If you step into the Our Place Society building during the weekdays, you will probably see Shirley’s smiling face. Here from 6:30 am until 2:30 pm everyday, Shirley is part of a small but fiercely dedicated crew that main- tains the cleanliness and beauty of the Our Place facility. Shirley has been here over a year still greats virtually everyone with a smile and a cheerful hello. After sitting down with her, I realized what an unbelievable life she has had and how much strength it has taken for her to end up here, healthy and clean.
Shirley is from the Pacheedaht Band and grew up in Port Alberni. With four brothers and an abusive mother, Shirley lived through the loss of family mem- bers, lived on the street, struggled with drug and alcohol addiction, had numerous attempts at treatment and a lot of self degradation.
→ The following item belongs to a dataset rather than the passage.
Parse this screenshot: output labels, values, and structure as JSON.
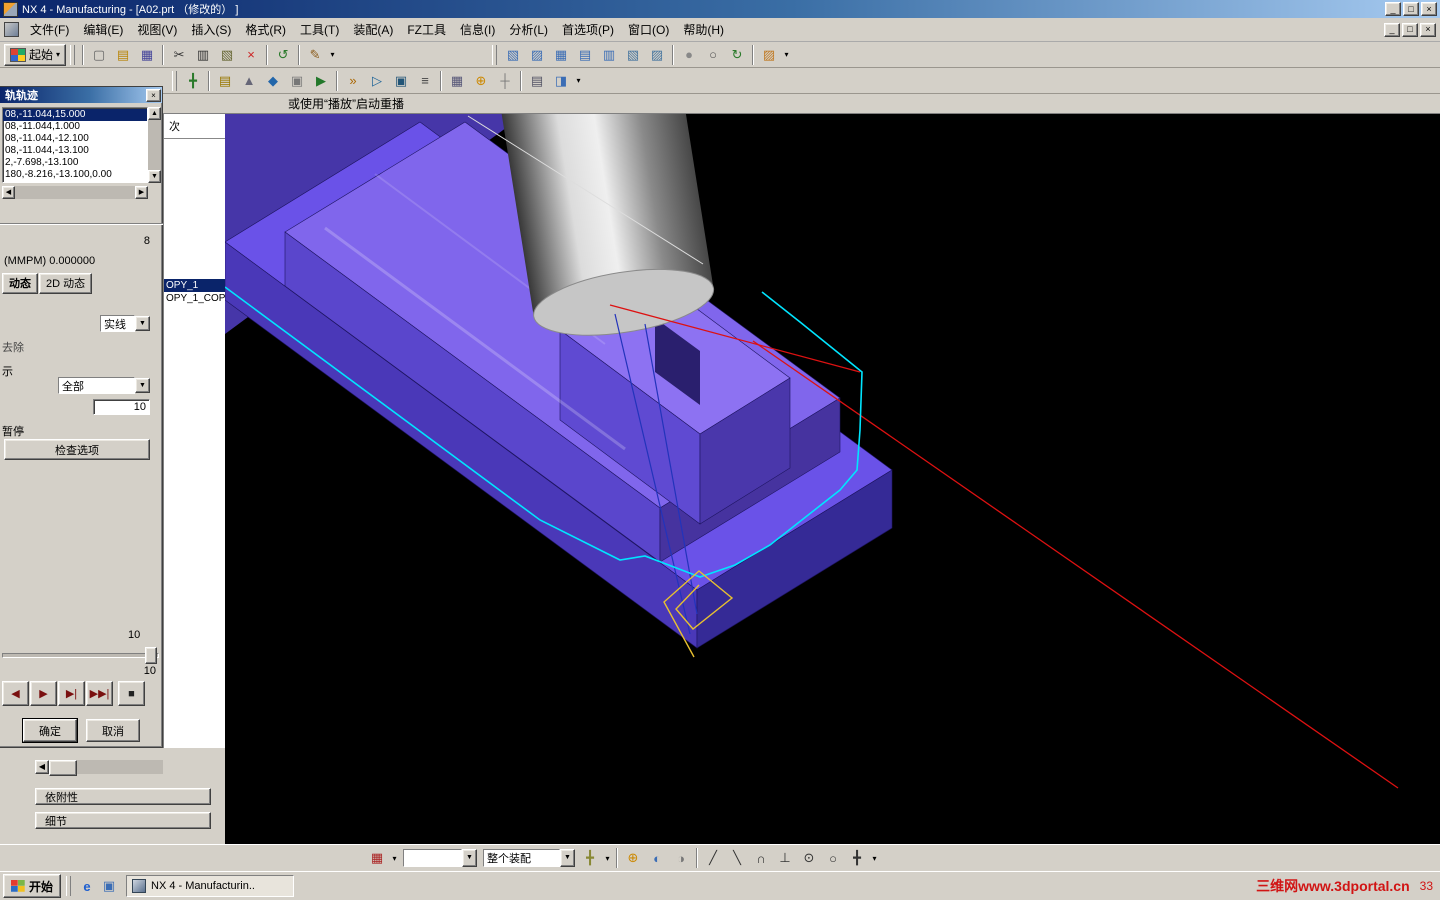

Shirley recounts to me her first encounter with alcohol and drunkenness, at the age of eleven while living with her abusive mother. She had stolen beer from her mother’s boyfriend so she could get drunk in the bushes with her friends. This was the start of a long struggle with alcohol addiction. While Shirley used drugs throughout her life as well, she now recognizes booze as her biggest weakness.
While she lived with her mother for her childhood, she does not retain any happy memories with her. “I remem- ber being ten years old and feeling like, ‘why doesn’t my mother just kill me, I’m pretty much dead after she beats me,’” Shirley says while describing how she had virtually no sup- port growing up, “Why doesn’t she just get it over with and kill us all, because she doesn’t want us.”
After running away from home at fifteen years old, Shirley’s life continued to spiral downward. Over the next few years, she was drinking constantly, and using drugs often. To survive, she learned to go to men to get what she wanted, whether it was drugs or just a place to stay for the night.
Having tried treatment numerous times, one year ago, she decided to give it one last shot, with the encouragement of her partner who had supported her through the last few years of her addiction. “I almost turned back when I was heading to the treatment centre. When I eventually got there, I was already coming down. I was seeing things and thought I was hearing things. I was just a disaster and of course, I’m going into anxiety big time, I’m thinking my veins are popping. “
Treatment took awhile. Shirley admits that she was angry. She blamed other people for what had happened to her. But over time, she began to absorb what the counselors were saying, for- give herself and others in her life and begin to move on to a new phase. The trauma and loss in her life has been enormous. “My broken marriage, my dad who died of alcoholism. One brother died from a drug overdose and another brother died of AIDS. My other two brothers have died as well, of accidental deaths.” Shirley thought she had nothing to live for, but once she allowed herself to be integrated into the treatment, she realized she had a lot, “I have my children and my grandchildren and my family is growing.”
Returning to Victoria after her stay at the treatment centre on the mainland, Shirley applied for a job at Our Place Society. “I didn’t think I was going to get hired because of my past. But Bob the Our Place Manager of Facilities gave me a chance and he says he’s glad he did.” She attributes the second chance to the grace of God, but if you have met Shirley, you know it’s also a matter of her overwhelming inner strength, positive energy and generous personality.
About six months after she became sober, disaster struck. Shir- ley suffered the loss of her youngest grandson- a five month old boy – to Sudden Infant Death Syndrome. When she was able to come through that tragedy and stay clean and supportive to her family, Shirley knew she could make it through anything.
Shirley has found a place in her life. She lives with her partner who stayed with her through all her struggles, she cares for her grandchildren and is doing everything she can to help them stay out of what she went through. And she has a community here
at Our Place Society. “I am giving back here at Our Place. I am looking after people and telling them my story. People will ask me how I work here and go home and not drink or use drugs anymore and I say, it’s because I work by my higher power. I believe in my higher power.”